Mr. Smith also contends that "the theory and presentation at trial might well have been different" had he been charged "simply with distributing crack cocaine." Id. Mr. Smith has not offered the slightest suggestion of how the defense might have differed. Defense counsel already had a duty to explore all of Mr. Smith's valid defenses in this case, given that " [i]t is perfectly proper for the court to give [a lesser included offense instruction under the "necessary elements" test] at the request of the defendant, the prosecution, or sua sponte--whether or not any party objects." See United States v. Cooper, 812 F.2d 1283, 1289 (McKay, J., concurring in part & dissenting in part) & at 1286 (Seth, J.) (10th Cir. 1987). See also United States v. Begay, 833 F.2d 900, 901 (10th Cir. 1987). The "necessary elements" test has been reaffirmed by the Supreme Court, see Schmuck v. United States, 489 U.S. 705, 716, 109 S. Ct. 1443, 1450, 103 L. Ed. 2d 734 (1989), and the parties concede that this test is satisfied here. Therefore, the possibility of such an instruction existed throughout the trial.

The government argues the error was harmless and there is no need to resentence Mr. Smith. Aplee. Brief at 9. The presentence report adopted by the sentencing court, however, includes a base offense level through application of U.S.S.G. Sec. 2D1.2(a) (2), which pertains to "Drug Offenses Occurring Near Protected Locations."

Mr. Smith's conviction under Sec. 860(a) is REVERSED and the case is REMANDED to the district court with directions to vacate the conviction, to enter a conviction under Sec. 841(a) (1), and to resentence in a manner consistent with this opinion.
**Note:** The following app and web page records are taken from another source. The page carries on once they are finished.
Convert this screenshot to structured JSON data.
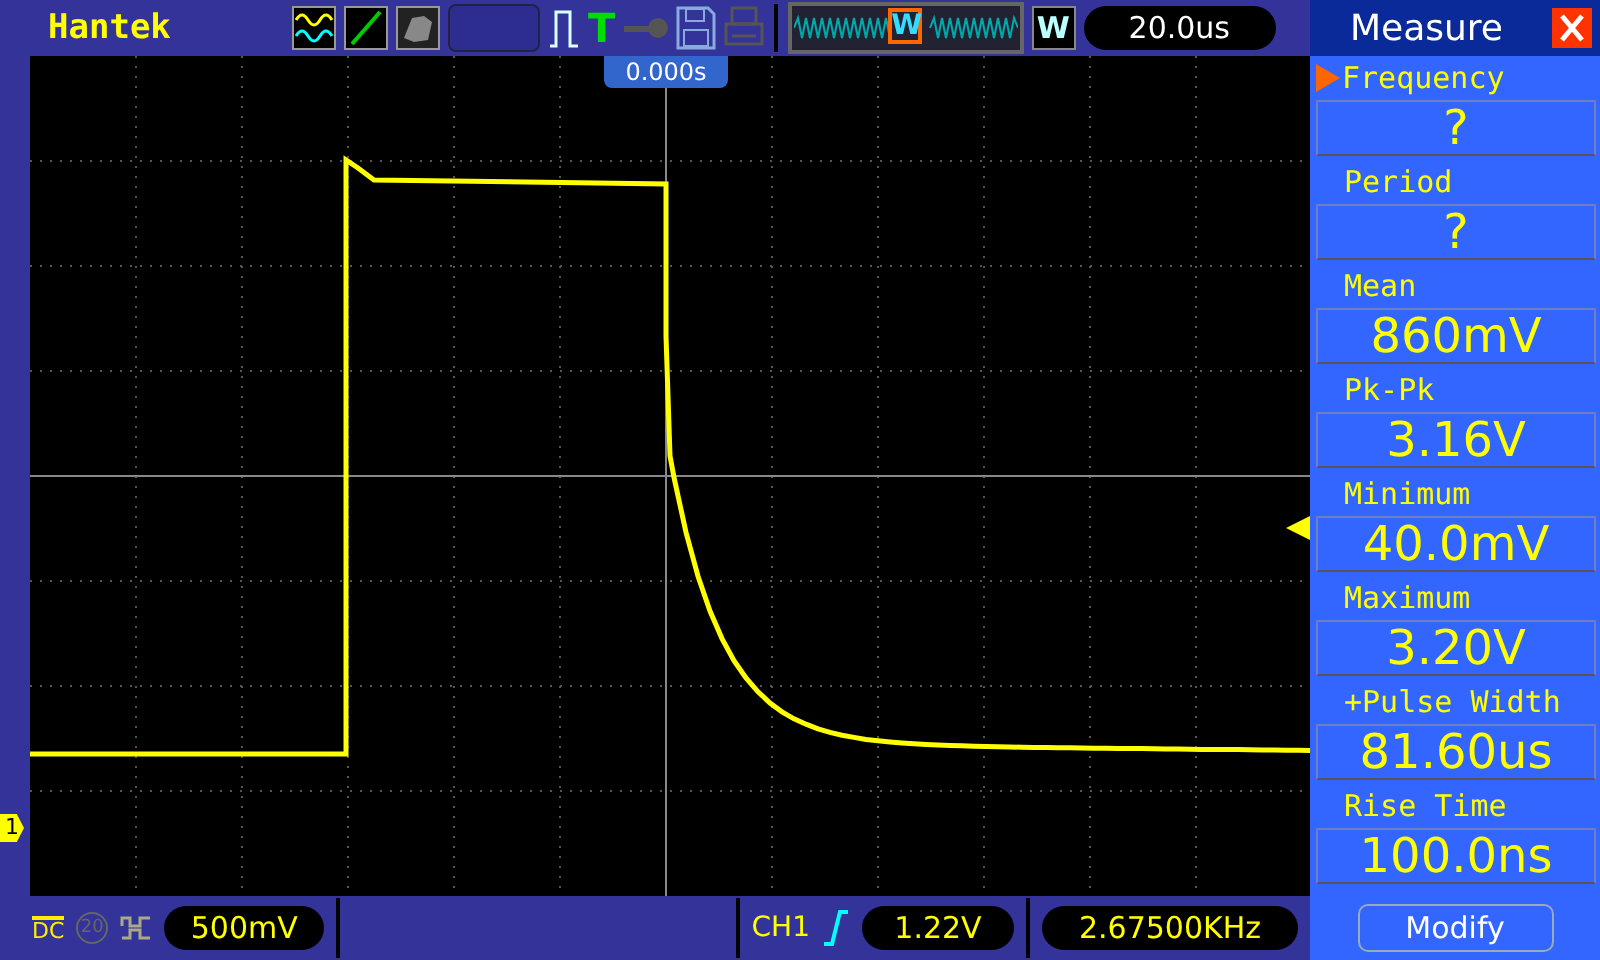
{
  "top_bar": {
    "brand": "Hantek",
    "trigger_type": "T",
    "overview_marker": "W",
    "window_button": "W",
    "timebase": "20.0us"
  },
  "scope": {
    "trigger_position": "0.000s",
    "channel_marker": "1"
  },
  "bottom_bar": {
    "coupling": "DC",
    "bandwidth_limit": "20",
    "volts_per_div": "500mV",
    "trigger_source": "CH1",
    "trigger_level": "1.22V",
    "frequency": "2.67500KHz"
  },
  "panel": {
    "title": "Measure",
    "measurements": [
      {
        "label": "Frequency",
        "value": "?",
        "selected": true
      },
      {
        "label": "Period",
        "value": "?",
        "selected": false
      },
      {
        "label": "Mean",
        "value": "860mV",
        "selected": false
      },
      {
        "label": "Pk-Pk",
        "value": "3.16V",
        "selected": false
      },
      {
        "label": "Minimum",
        "value": "40.0mV",
        "selected": false
      },
      {
        "label": "Maximum",
        "value": "3.20V",
        "selected": false
      },
      {
        "label": "+Pulse Width",
        "value": "81.60us",
        "selected": false
      },
      {
        "label": "Rise Time",
        "value": "100.0ns",
        "selected": false
      }
    ],
    "button": "Modify"
  }
}
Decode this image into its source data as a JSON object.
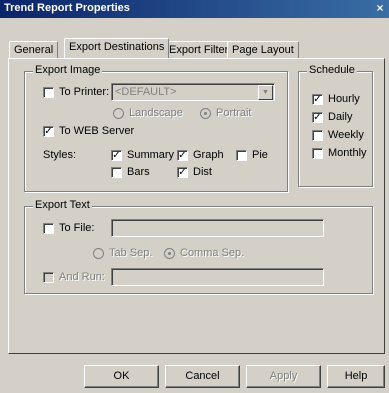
{
  "window": {
    "title": "Trend Report Properties",
    "close": "×"
  },
  "tabs": [
    "General",
    "Export Destinations",
    "Export Filter",
    "Page Layout"
  ],
  "export_image": {
    "legend": "Export Image",
    "to_printer_label": "To Printer:",
    "printer_value": "<DEFAULT>",
    "landscape_label": "Landscape",
    "portrait_label": "Portrait",
    "to_web_label": "To WEB Server",
    "styles_label": "Styles:",
    "summary_label": "Summary",
    "graph_label": "Graph",
    "pie_label": "Pie",
    "bars_label": "Bars",
    "dist_label": "Dist",
    "checks": {
      "to_printer": "",
      "to_web": "✓",
      "summary": "✓",
      "graph": "✓",
      "pie": "",
      "bars": "",
      "dist": "✓"
    }
  },
  "schedule": {
    "legend": "Schedule",
    "hourly_label": "Hourly",
    "daily_label": "Daily",
    "weekly_label": "Weekly",
    "monthly_label": "Monthly",
    "checks": {
      "hourly": "✓",
      "daily": "✓",
      "weekly": "",
      "monthly": ""
    }
  },
  "export_text": {
    "legend": "Export Text",
    "to_file_label": "To File:",
    "tab_sep_label": "Tab Sep.",
    "comma_sep_label": "Comma Sep.",
    "and_run_label": "And Run:",
    "checks": {
      "to_file": "",
      "and_run": ""
    }
  },
  "buttons": {
    "ok": "OK",
    "cancel": "Cancel",
    "apply": "Apply",
    "help": "Help"
  }
}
The Honorable Albert J. Engel, Senior United States Circuit Judge for the United States Court of Appeals-Sixth Circuit, sitting by designation